North York Moors National Park
The heather moorland of this wonderful National Park is an exhilarating place in springtime. Red Grouse make their choking calls and the red ‘combs’ over the eyes of the males can be seen from afar. Golden Plover calls mix with the bubbling songs of Curlews and the ‘drumming’ of Snipe, while Lapwings twist and dive in their display flights. Handsome Ring Ouzels, usually shy and difficult to see, sit up in trees to sing. Cuckoo, Whinchat and Stonechat are also commonly seen and the Merlin, Britain’s smallest raptor, also breeds here. Adders and Common Lizards can be seen throughout spring and summer. Emperor and Wood Tiger moths fly by day in summer and stunning Dotterel can occasionally be seen on migration. In July and August the different species of heather - Bell Heather, Cross-leaved Heath and Ling - come into flower, turning the moorland into an expanse of breathtaking purple.

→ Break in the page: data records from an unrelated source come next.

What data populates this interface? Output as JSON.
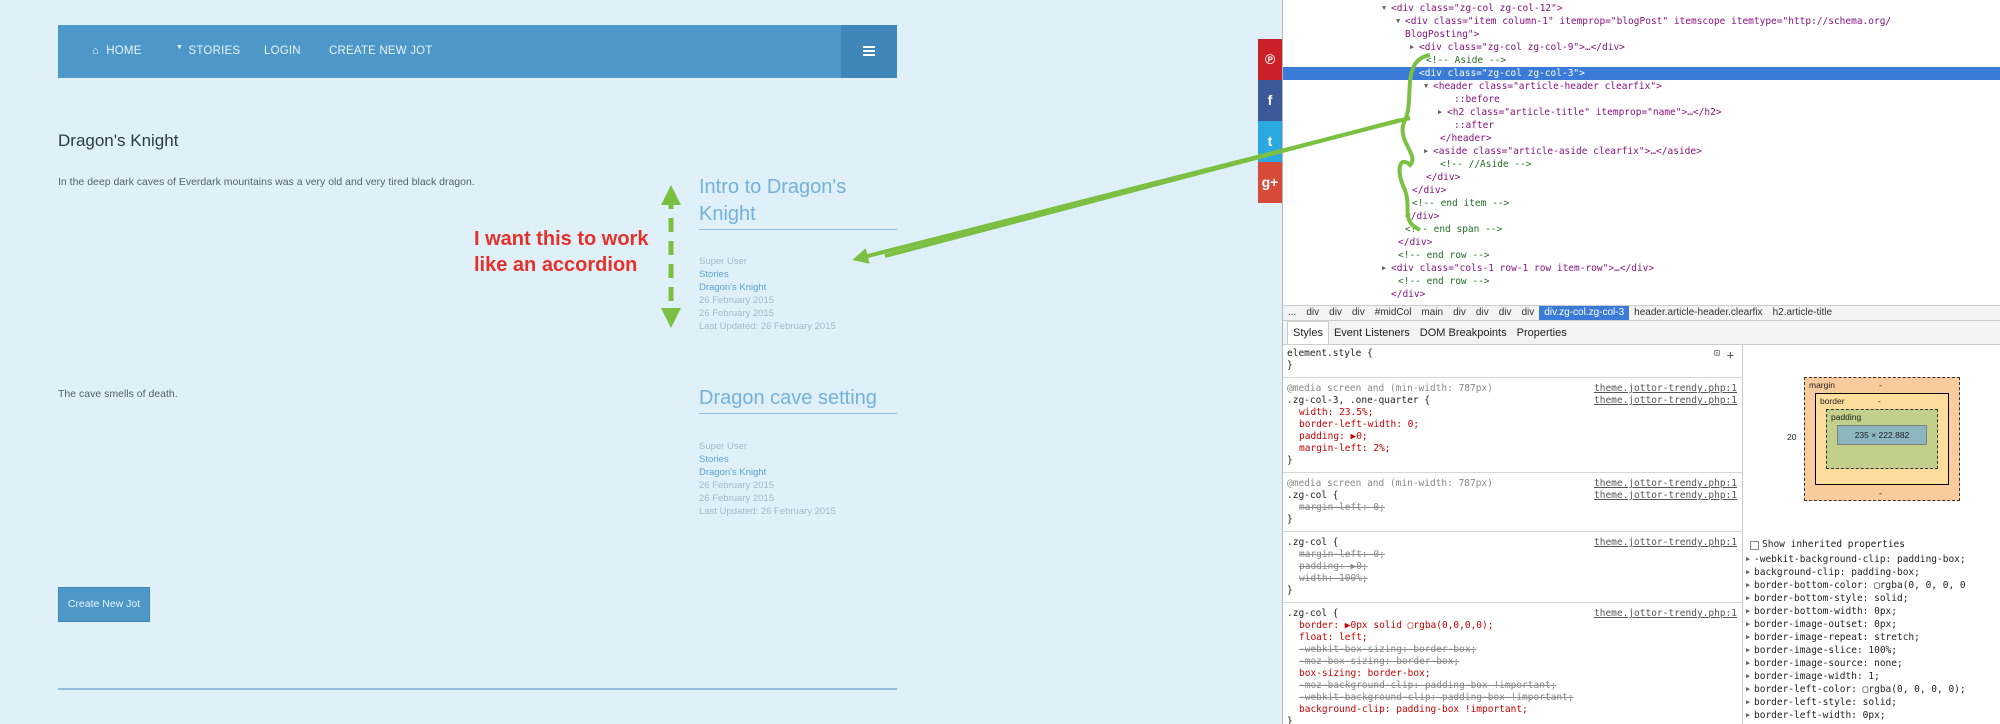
{
  "nav": {
    "items": [
      {
        "label": "HOME",
        "icon": "home-icon"
      },
      {
        "label": "STORIES",
        "icon": "caret-down-icon"
      },
      {
        "label": "LOGIN"
      },
      {
        "label": "CREATE NEW JOT"
      }
    ],
    "menu_icon": "hamburger-icon"
  },
  "article": {
    "title": "Dragon's Knight",
    "paragraphs": [
      "In the deep dark caves of Everdark mountains was a very old and very tired black dragon.",
      "The cave smells of death."
    ]
  },
  "asides": [
    {
      "title": "Intro to Dragon's Knight",
      "author": "Super User",
      "category": "Stories",
      "parent": "Dragon's Knight",
      "created": "26 February 2015",
      "published": "26 February 2015",
      "updated": "Last Updated: 26 February 2015"
    },
    {
      "title": "Dragon cave setting",
      "author": "Super User",
      "category": "Stories",
      "parent": "Dragon's Knight",
      "created": "26 February 2015",
      "published": "26 February 2015",
      "updated": "Last Updated: 26 February 2015"
    }
  ],
  "annotation": {
    "line1": "I want this to work",
    "line2": "like an accordion",
    "color": "#e4322b"
  },
  "create_button": "Create New Jot",
  "social": [
    {
      "icon": "pinterest-icon",
      "glyph": "℗",
      "color": "#cb2027"
    },
    {
      "icon": "facebook-icon",
      "glyph": "f",
      "color": "#3b5998"
    },
    {
      "icon": "twitter-icon",
      "glyph": "t",
      "color": "#2aa9e0"
    },
    {
      "icon": "google-plus-icon",
      "glyph": "g+",
      "color": "#d84a38"
    }
  ],
  "dom_lines": [
    {
      "indent": 12,
      "arrow": "▼",
      "kind": "tag",
      "text": "<div class=\"zg-col zg-col-12\">"
    },
    {
      "indent": 14,
      "arrow": "▼",
      "kind": "tag",
      "text": "<div class=\"item column-1\" itemprop=\"blogPost\" itemscope itemtype=\"http://schema.org/"
    },
    {
      "indent": 14,
      "arrow": "",
      "kind": "tag",
      "text": "BlogPosting\">"
    },
    {
      "indent": 16,
      "arrow": "▶",
      "kind": "tag",
      "text": "<div class=\"zg-col zg-col-9\">…</div>"
    },
    {
      "indent": 17,
      "arrow": "",
      "kind": "cmt",
      "text": "<!-- Aside -->"
    },
    {
      "indent": 16,
      "arrow": "▼",
      "kind": "sel",
      "text": "<div class=\"zg-col zg-col-3\">"
    },
    {
      "indent": 18,
      "arrow": "▼",
      "kind": "tag",
      "text": "<header class=\"article-header clearfix\">"
    },
    {
      "indent": 21,
      "arrow": "",
      "kind": "tag",
      "text": "::before"
    },
    {
      "indent": 20,
      "arrow": "▶",
      "kind": "tag",
      "text": "<h2 class=\"article-title\" itemprop=\"name\">…</h2>"
    },
    {
      "indent": 21,
      "arrow": "",
      "kind": "tag",
      "text": "::after"
    },
    {
      "indent": 19,
      "arrow": "",
      "kind": "tag",
      "text": "</header>"
    },
    {
      "indent": 18,
      "arrow": "▶",
      "kind": "tag",
      "text": "<aside class=\"article-aside clearfix\">…</aside>"
    },
    {
      "indent": 19,
      "arrow": "",
      "kind": "cmt",
      "text": "<!-- //Aside -->"
    },
    {
      "indent": 17,
      "arrow": "",
      "kind": "tag",
      "text": "</div>"
    },
    {
      "indent": 15,
      "arrow": "",
      "kind": "tag",
      "text": "</div>"
    },
    {
      "indent": 15,
      "arrow": "",
      "kind": "cmt",
      "text": "<!-- end item -->"
    },
    {
      "indent": 14,
      "arrow": "",
      "kind": "tag",
      "text": "</div>"
    },
    {
      "indent": 14,
      "arrow": "",
      "kind": "cmt",
      "text": "<!-- end span -->"
    },
    {
      "indent": 13,
      "arrow": "",
      "kind": "tag",
      "text": "</div>"
    },
    {
      "indent": 13,
      "arrow": "",
      "kind": "cmt",
      "text": "<!-- end row -->"
    },
    {
      "indent": 12,
      "arrow": "▶",
      "kind": "tag",
      "text": "<div class=\"cols-1 row-1 row item-row\">…</div>"
    },
    {
      "indent": 13,
      "arrow": "",
      "kind": "cmt",
      "text": "<!-- end row -->"
    },
    {
      "indent": 12,
      "arrow": "",
      "kind": "tag",
      "text": "</div>"
    }
  ],
  "breadcrumbs": [
    "...",
    "div",
    "div",
    "div",
    "#midCol",
    "main",
    "div",
    "div",
    "div",
    "div",
    "div.zg-col.zg-col-3",
    "header.article-header.clearfix",
    "h2.article-title"
  ],
  "active_crumb": 10,
  "tabs": [
    "Styles",
    "Event Listeners",
    "DOM Breakpoints",
    "Properties"
  ],
  "style_rules": [
    {
      "lines": [
        [
          "sel",
          "element.style {"
        ],
        [
          "sel",
          "}"
        ]
      ],
      "source": ""
    },
    {
      "lines": [
        [
          "gray",
          "@media screen and (min-width: 787px)"
        ],
        [
          "sel",
          ".zg-col-3, .one-quarter {"
        ],
        [
          "prop",
          "width: 23.5%;"
        ],
        [
          "prop",
          "border-left-width: 0;"
        ],
        [
          "prop",
          "padding: ▶0;"
        ],
        [
          "prop",
          "margin-left: 2%;"
        ],
        [
          "sel",
          "}"
        ]
      ],
      "source": "theme.jottor-trendy.php:1"
    },
    {
      "lines": [
        [
          "gray",
          "@media screen and (min-width: 787px)"
        ],
        [
          "sel",
          ".zg-col {"
        ],
        [
          "strike",
          "margin-left: 0;"
        ],
        [
          "sel",
          "}"
        ]
      ],
      "source": "theme.jottor-trendy.php:1"
    },
    {
      "lines": [
        [
          "sel",
          ".zg-col {"
        ],
        [
          "strike",
          "margin-left: 0;"
        ],
        [
          "strike",
          "padding: ▶0;"
        ],
        [
          "strike",
          "width: 100%;"
        ],
        [
          "sel",
          "}"
        ]
      ],
      "source": "theme.jottor-trendy.php:1"
    },
    {
      "lines": [
        [
          "sel",
          ".zg-col {"
        ],
        [
          "prop",
          "border: ▶0px solid ▢rgba(0,0,0,0);"
        ],
        [
          "prop",
          "float: left;"
        ],
        [
          "strike",
          "-webkit-box-sizing: border-box;"
        ],
        [
          "strike",
          "-moz-box-sizing: border-box;"
        ],
        [
          "prop",
          "box-sizing: border-box;"
        ],
        [
          "strike",
          "-moz-background-clip: padding-box !important;"
        ],
        [
          "strike",
          "-webkit-background-clip: padding-box !important;"
        ],
        [
          "prop",
          "background-clip: padding-box !important;"
        ],
        [
          "sel",
          "}"
        ]
      ],
      "source": "theme.jottor-trendy.php:1"
    }
  ],
  "style_sources": [
    "theme.jottor-trendy.php:1",
    "theme.jottor-trendy.php:1",
    "theme.jottor-trendy.php:1",
    "theme.jottor-trendy.php:1",
    "theme.jottor-trendy.php:1",
    "theme.jottor-trendy.php:1",
    "theme.jottor-trendy.php:1"
  ],
  "box_model": {
    "margin": "margin",
    "border": "border",
    "padding": "padding",
    "content": "235 × 222.882",
    "dash": "-",
    "left": "20"
  },
  "show_inherited": "Show inherited properties",
  "computed": [
    "-webkit-background-clip: padding-box;",
    "background-clip: padding-box;",
    "border-bottom-color: ▢rgba(0, 0, 0, 0",
    "border-bottom-style: solid;",
    "border-bottom-width: 0px;",
    "border-image-outset: 0px;",
    "border-image-repeat: stretch;",
    "border-image-slice: 100%;",
    "border-image-source: none;",
    "border-image-width: 1;",
    "border-left-color: ▢rgba(0, 0, 0, 0);",
    "border-left-style: solid;",
    "border-left-width: 0px;"
  ]
}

In the moister areas June is the month to look for Small Pearl-bordered Fritillary butterflies; Golden-ringed Dragonfly, one of our largest and most impressive ‘dragons’, is present throughout the summer and Keeled Skimmer into early autumn. The fens and bogs boast unusual plants such as Butterwort, Round-leaved Sundew, Bog Myrtle, Chickweed Wintergreen and Fairy Flax.

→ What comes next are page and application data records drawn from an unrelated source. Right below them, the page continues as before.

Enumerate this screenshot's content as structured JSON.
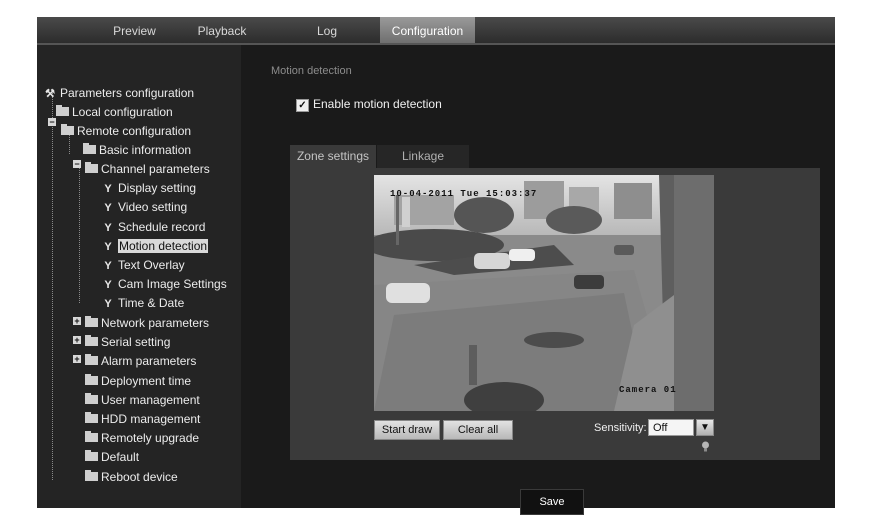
{
  "tabs": [
    "Preview",
    "Playback",
    "Log",
    "Configuration"
  ],
  "active_tab": "Configuration",
  "sidebar": {
    "root_label": "Parameters configuration",
    "items": [
      "Local configuration",
      "Remote configuration",
      "Basic information",
      "Channel parameters",
      "Display setting",
      "Video setting",
      "Schedule record",
      "Motion detection",
      "Text Overlay",
      "Cam Image Settings",
      "Time & Date",
      "Network parameters",
      "Serial setting",
      "Alarm parameters",
      "Deployment time",
      "User management",
      "HDD management",
      "Remotely upgrade",
      "Default",
      "Reboot device"
    ],
    "selected": "Motion detection"
  },
  "main": {
    "section_title": "Motion detection",
    "enable_label": "Enable motion detection",
    "enable_checked": true,
    "subtabs": [
      "Zone settings",
      "Linkage"
    ],
    "active_subtab": "Zone settings",
    "video": {
      "timestamp": "10-04-2011 Tue 15:03:37",
      "camera_label": "Camera 01"
    },
    "start_draw_label": "Start draw",
    "clear_all_label": "Clear all",
    "sensitivity_label": "Sensitivity:",
    "sensitivity_value": "Off",
    "save_label": "Save"
  },
  "icons": {
    "tree_root": "wrench-icon",
    "folder": "folder-icon",
    "leaf": "fork-icon",
    "dropdown": "chevron-down-icon",
    "hint": "lightbulb-icon"
  }
}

The National Park extends to the coast, where Peregrine Falcons patrol the cliffs. Grey and Common Seals, Harbour Porpoises and pods of Bottle-nosed and White-beaked Dolphins are regularly sighted, especially in summer, along with Minke Whales. Early autumn brings the chance of spotting a larger whale such as Humpback, Sei or Fin.